Joe: Sure, it's my strategy too.

Maria: Right. But if it was like they bet 1,000 and you have 3,000, then at that point then you decide if you want to . . . yeah.

So I think it depends a lot on your stack size. But like I said, I think with the 30 big blind stack that you'll have a lot at this tournament, I think that a lot of pre-flop, getting it in with good hands, is perfectly fine.

Joe: Okay.

Maria: So especially when you're getting close to the money bubble, there's a lot of different variables at play. There's going to be the big stacks that are going to try to take advantage of the people that are blinding into the money. So I would say if you are one if the bigger stacks, then obviously put the pressure on the short stacks because, obviously, they would have to call off their tournament life. Whereas, you don't. So it's really important to keep your foot on the gas pedal against those players.

Joe: Would that be to medium to small stacks, not super short stacks, because if I'm raising light and they're shoved, I'm in a pickle, right? Or no, what are your thoughts on that?

Maria: Yes, yes and no. It would seem that you would basically be priced in to call off short a stack if you were raising. But at the same time, what they basically have to have, almost Aces to get it in with you. I've seen people fold Aces on the bubble, even, you know what I mean?

Joe: Because they get cracked. You bet, they want to get in the money.

Maria: And because they want to get in the money. So you have to find the player that's willing to go with their hands no matter how good it is on the money bubble. So I think that the combination of that situation happens pretty rarely with those people that do want to cash really badly that I wouldn't be too worried about that. And also, if you were one of the shorter stacks going into the bubble, I think you should look at this as a complete free roll, because it is, you know? And I think you need to not let them take advantage of you in that situation because they're trying to take advantage of people that really want to make their money back. But if you look at this, you got a free buy-in. And you should try to play to win then.

Joe: Right, I agree with that, for sure.

Maria: Yeah, I definitely think that, in this tournament, when there is such a good mixture of really good players and really bad ones, I think that if you have a very good player to your direct left or two to your left, I would tighten up my pre-flop raising range a lot because they'll for sure take advantage of that. They'll be three-betting light a lot.

And also if you have weaker players at your table, it's like there's a table of ten people. You don't have to be playing pots against the same person all the time. It's not like it's a shorthanded game. You can choose to basically play pots against weaker players where you feel more comfortable, where you feel you have more of an advantage. And there's nothing wrong with that. And it's actually a really good strategy because it's like, why do you want to fight with a bear if you could fight with a puppy?

Joe: Maria, thank you so much for taking the time to spend with me. I know you're busy. You got an important event. Thank you for the advice.
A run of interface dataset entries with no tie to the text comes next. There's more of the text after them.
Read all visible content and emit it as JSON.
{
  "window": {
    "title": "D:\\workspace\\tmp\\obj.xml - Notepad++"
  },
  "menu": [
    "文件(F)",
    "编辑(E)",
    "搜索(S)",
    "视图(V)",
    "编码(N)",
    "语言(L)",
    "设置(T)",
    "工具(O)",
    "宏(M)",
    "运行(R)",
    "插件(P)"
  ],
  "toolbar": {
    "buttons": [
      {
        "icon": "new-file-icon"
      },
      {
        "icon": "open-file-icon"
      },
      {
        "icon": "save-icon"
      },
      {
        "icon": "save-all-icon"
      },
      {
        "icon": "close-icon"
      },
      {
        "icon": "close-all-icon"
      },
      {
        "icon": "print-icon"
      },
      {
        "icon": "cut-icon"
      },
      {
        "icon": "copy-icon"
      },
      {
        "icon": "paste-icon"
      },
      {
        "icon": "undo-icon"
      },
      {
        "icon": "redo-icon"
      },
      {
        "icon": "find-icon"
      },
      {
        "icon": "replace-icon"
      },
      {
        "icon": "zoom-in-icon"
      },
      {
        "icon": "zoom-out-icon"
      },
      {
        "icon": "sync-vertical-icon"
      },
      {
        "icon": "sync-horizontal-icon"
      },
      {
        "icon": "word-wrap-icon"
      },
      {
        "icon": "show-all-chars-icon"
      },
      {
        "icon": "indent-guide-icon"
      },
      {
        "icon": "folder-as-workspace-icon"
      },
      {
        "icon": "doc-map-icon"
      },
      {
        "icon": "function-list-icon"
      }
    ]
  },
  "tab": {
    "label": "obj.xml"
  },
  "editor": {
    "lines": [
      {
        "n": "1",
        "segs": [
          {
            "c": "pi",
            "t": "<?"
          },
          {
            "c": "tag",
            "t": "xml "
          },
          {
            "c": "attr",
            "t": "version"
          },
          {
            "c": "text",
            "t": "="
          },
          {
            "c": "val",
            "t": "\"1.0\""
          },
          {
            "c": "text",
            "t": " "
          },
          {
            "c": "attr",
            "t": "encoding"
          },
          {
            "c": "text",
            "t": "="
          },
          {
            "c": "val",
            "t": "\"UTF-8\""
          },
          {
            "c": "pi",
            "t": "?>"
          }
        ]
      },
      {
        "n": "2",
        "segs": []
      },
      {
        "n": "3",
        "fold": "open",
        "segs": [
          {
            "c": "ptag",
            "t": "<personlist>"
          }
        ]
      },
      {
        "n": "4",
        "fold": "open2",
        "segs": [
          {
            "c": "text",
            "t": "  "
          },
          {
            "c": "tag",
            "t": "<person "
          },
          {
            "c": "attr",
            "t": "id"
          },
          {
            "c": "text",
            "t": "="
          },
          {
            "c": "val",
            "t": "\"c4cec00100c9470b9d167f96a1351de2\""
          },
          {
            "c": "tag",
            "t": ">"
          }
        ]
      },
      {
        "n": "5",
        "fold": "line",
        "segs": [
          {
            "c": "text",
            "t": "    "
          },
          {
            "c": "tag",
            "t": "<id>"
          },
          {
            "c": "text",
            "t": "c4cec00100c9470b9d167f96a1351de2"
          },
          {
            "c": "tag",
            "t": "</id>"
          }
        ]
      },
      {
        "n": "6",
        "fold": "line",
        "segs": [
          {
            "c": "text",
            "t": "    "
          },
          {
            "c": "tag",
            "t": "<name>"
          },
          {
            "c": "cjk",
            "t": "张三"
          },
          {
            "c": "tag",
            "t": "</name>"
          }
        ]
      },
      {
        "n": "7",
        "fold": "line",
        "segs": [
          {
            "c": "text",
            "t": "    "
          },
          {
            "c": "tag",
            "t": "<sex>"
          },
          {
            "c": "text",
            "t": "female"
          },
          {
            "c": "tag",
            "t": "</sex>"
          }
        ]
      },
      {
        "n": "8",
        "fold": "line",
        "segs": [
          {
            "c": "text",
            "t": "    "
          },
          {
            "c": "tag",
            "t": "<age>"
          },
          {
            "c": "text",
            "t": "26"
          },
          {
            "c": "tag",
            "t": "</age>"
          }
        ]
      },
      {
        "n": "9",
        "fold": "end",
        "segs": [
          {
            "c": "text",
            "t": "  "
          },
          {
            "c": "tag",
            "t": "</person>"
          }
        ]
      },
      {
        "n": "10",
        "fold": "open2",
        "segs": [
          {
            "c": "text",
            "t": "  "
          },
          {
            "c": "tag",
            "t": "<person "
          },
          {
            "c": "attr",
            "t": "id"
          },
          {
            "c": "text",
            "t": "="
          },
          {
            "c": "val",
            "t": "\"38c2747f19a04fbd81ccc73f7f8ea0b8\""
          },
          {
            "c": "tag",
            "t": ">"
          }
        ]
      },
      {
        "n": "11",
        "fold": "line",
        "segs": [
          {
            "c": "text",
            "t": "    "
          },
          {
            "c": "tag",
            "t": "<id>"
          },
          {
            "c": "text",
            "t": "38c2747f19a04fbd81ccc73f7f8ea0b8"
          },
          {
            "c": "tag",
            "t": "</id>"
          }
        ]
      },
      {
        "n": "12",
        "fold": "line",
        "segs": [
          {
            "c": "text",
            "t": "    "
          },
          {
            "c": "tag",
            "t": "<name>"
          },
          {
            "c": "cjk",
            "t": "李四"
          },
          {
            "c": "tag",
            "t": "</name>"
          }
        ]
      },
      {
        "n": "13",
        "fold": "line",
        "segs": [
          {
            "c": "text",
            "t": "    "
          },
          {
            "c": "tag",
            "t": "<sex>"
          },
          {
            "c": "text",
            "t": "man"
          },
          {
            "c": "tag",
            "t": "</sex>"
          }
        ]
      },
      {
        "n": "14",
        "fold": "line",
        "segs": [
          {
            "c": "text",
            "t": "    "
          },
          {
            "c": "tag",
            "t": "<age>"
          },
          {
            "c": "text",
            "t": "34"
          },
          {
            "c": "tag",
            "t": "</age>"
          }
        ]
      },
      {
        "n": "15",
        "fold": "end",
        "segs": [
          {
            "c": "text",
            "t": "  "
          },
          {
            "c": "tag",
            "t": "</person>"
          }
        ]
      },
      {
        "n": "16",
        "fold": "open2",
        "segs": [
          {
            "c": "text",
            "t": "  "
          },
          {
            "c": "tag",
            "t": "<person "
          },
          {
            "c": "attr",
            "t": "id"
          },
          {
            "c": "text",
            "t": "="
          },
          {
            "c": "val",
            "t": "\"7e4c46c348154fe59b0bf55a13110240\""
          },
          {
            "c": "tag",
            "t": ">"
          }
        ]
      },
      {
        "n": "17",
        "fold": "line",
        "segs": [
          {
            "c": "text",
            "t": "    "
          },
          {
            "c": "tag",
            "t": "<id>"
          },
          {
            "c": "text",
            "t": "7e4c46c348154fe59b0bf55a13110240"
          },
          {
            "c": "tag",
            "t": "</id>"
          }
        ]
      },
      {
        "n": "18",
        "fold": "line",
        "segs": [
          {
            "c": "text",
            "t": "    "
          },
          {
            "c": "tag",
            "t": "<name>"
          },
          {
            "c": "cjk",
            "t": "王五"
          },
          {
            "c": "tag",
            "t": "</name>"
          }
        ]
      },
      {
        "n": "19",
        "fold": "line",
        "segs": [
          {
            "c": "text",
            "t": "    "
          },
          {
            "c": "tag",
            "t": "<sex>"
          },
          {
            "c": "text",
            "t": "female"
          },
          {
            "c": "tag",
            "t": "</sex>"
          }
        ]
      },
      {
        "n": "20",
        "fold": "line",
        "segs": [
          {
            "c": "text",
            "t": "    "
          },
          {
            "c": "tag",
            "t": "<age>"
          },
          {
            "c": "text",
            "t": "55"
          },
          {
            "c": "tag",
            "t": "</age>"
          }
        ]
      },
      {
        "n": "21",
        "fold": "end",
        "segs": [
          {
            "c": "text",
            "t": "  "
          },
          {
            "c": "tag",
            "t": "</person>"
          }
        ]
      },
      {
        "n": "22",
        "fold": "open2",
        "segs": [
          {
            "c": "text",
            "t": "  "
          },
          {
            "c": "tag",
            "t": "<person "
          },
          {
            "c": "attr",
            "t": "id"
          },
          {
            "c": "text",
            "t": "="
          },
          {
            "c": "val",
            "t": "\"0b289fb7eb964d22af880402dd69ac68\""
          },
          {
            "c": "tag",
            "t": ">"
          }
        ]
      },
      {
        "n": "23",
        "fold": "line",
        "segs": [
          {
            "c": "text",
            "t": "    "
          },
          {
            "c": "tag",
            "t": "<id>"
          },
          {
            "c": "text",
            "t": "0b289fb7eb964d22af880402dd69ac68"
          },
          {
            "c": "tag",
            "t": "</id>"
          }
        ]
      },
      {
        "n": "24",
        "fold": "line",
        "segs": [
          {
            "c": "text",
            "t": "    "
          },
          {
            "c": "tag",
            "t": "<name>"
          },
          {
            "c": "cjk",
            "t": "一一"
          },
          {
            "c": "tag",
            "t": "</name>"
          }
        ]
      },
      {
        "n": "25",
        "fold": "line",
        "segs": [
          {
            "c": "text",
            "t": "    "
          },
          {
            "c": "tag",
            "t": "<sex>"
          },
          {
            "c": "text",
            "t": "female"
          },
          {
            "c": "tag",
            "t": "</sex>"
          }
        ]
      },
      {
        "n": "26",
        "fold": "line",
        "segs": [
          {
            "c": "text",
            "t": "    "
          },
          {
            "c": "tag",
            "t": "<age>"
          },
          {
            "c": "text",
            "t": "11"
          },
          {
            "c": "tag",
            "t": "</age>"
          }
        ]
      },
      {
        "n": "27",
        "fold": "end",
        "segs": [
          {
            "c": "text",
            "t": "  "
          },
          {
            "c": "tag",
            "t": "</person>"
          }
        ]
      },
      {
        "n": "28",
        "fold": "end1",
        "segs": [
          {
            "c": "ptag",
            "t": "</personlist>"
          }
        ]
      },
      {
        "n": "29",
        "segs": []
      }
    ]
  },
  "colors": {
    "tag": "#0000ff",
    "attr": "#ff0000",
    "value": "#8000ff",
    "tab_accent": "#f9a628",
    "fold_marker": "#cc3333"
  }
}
Maria: Yeah, I am so excited for you. And I'm going to get your table number, and I'm going to come check up on you on breaks.

Joe: Awesome, thank you so much. It was a pleasure.

Maria: Yeah, of course. Good luck.

Joe: Thank you.